• _Work to complete_
Reproduce all the lines below exactly and omit the images.

• _Material for this exercise_
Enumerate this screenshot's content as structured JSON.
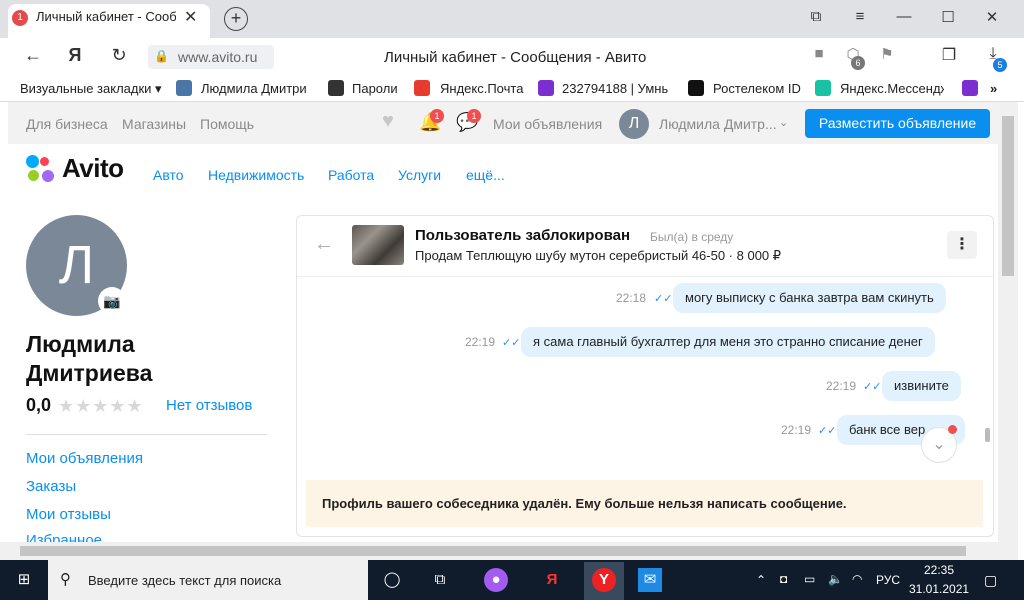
{
  "browser": {
    "tab_badge": "1",
    "tab_title": "Личный кабинет - Сооб",
    "url": "www.avito.ru",
    "page_title": "Личный кабинет - Сообщения - Авито",
    "download_badge": "5",
    "ext_badge": "6"
  },
  "bookmarks": [
    "Визуальные закладки ▾",
    "Людмила Дмитри",
    "Пароли",
    "Яндекс.Почта",
    "232794188 | Умны",
    "Ростелеком ID",
    "Яндекс.Мессендж"
  ],
  "avito_top": {
    "links": [
      "Для бизнеса",
      "Магазины",
      "Помощь"
    ],
    "my_ads": "Мои объявления",
    "user": "Людмила Дмитр...",
    "avatar_letter": "Л",
    "post_button": "Разместить объявление",
    "notif_badge": "1",
    "msg_badge": "1"
  },
  "avito_nav": {
    "logo": "Avito",
    "items": [
      "Авто",
      "Недвижимость",
      "Работа",
      "Услуги",
      "ещё..."
    ]
  },
  "profile": {
    "avatar_letter": "Л",
    "name": "Людмила Дмитриева",
    "rating": "0,0",
    "stars": "★★★★★",
    "reviews": "Нет отзывов",
    "menu": [
      "Мои объявления",
      "Заказы",
      "Мои отзывы",
      "Избранное"
    ]
  },
  "chat": {
    "user": "Пользователь заблокирован",
    "last_seen": "Был(а) в среду",
    "item": "Продам Теплющую шубу мутон серебристый 46-50 · 8 000 ₽",
    "messages": [
      {
        "time": "22:18",
        "text": "могу выписку с банка завтра вам скинуть"
      },
      {
        "time": "22:19",
        "text": "я сама главный бухгалтер для меня это странно списание денег"
      },
      {
        "time": "22:19",
        "text": "извините"
      },
      {
        "time": "22:19",
        "text": "банк все вер"
      }
    ],
    "notice": "Профиль вашего собеседника удалён. Ему больше нельзя написать сообщение."
  },
  "taskbar": {
    "search_placeholder": "Введите здесь текст для поиска",
    "lang": "РУС",
    "time": "22:35",
    "date": "31.01.2021"
  }
}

• _Written answer_
Enumerate this screenshot's content as structured JSON.
{
  "browser": {
    "tab_badge": "1",
    "tab_title": "Личный кабинет - Сооб",
    "url": "www.avito.ru",
    "page_title": "Личный кабинет - Сообщения - Авито",
    "download_badge": "5",
    "ext_badge": "6"
  },
  "bookmarks": [
    "Визуальные закладки ▾",
    "Людмила Дмитри",
    "Пароли",
    "Яндекс.Почта",
    "232794188 | Умны",
    "Ростелеком ID",
    "Яндекс.Мессендж"
  ],
  "avito_top": {
    "links": [
      "Для бизнеса",
      "Магазины",
      "Помощь"
    ],
    "my_ads": "Мои объявления",
    "user": "Людмила Дмитр...",
    "avatar_letter": "Л",
    "post_button": "Разместить объявление",
    "notif_badge": "1",
    "msg_badge": "1"
  },
  "avito_nav": {
    "logo": "Avito",
    "items": [
      "Авто",
      "Недвижимость",
      "Работа",
      "Услуги",
      "ещё..."
    ]
  },
  "profile": {
    "avatar_letter": "Л",
    "name": "Людмила Дмитриева",
    "rating": "0,0",
    "stars": "★★★★★",
    "reviews": "Нет отзывов",
    "menu": [
      "Мои объявления",
      "Заказы",
      "Мои отзывы",
      "Избранное"
    ]
  },
  "chat": {
    "user": "Пользователь заблокирован",
    "last_seen": "Был(а) в среду",
    "item": "Продам Теплющую шубу мутон серебристый 46-50 · 8 000 ₽",
    "messages": [
      {
        "time": "22:18",
        "text": "могу выписку с банка завтра вам скинуть"
      },
      {
        "time": "22:19",
        "text": "я сама главный бухгалтер для меня это странно списание денег"
      },
      {
        "time": "22:19",
        "text": "извините"
      },
      {
        "time": "22:19",
        "text": "банк все вер"
      }
    ],
    "notice": "Профиль вашего собеседника удалён. Ему больше нельзя написать сообщение."
  },
  "taskbar": {
    "search_placeholder": "Введите здесь текст для поиска",
    "lang": "РУС",
    "time": "22:35",
    "date": "31.01.2021"
  }
}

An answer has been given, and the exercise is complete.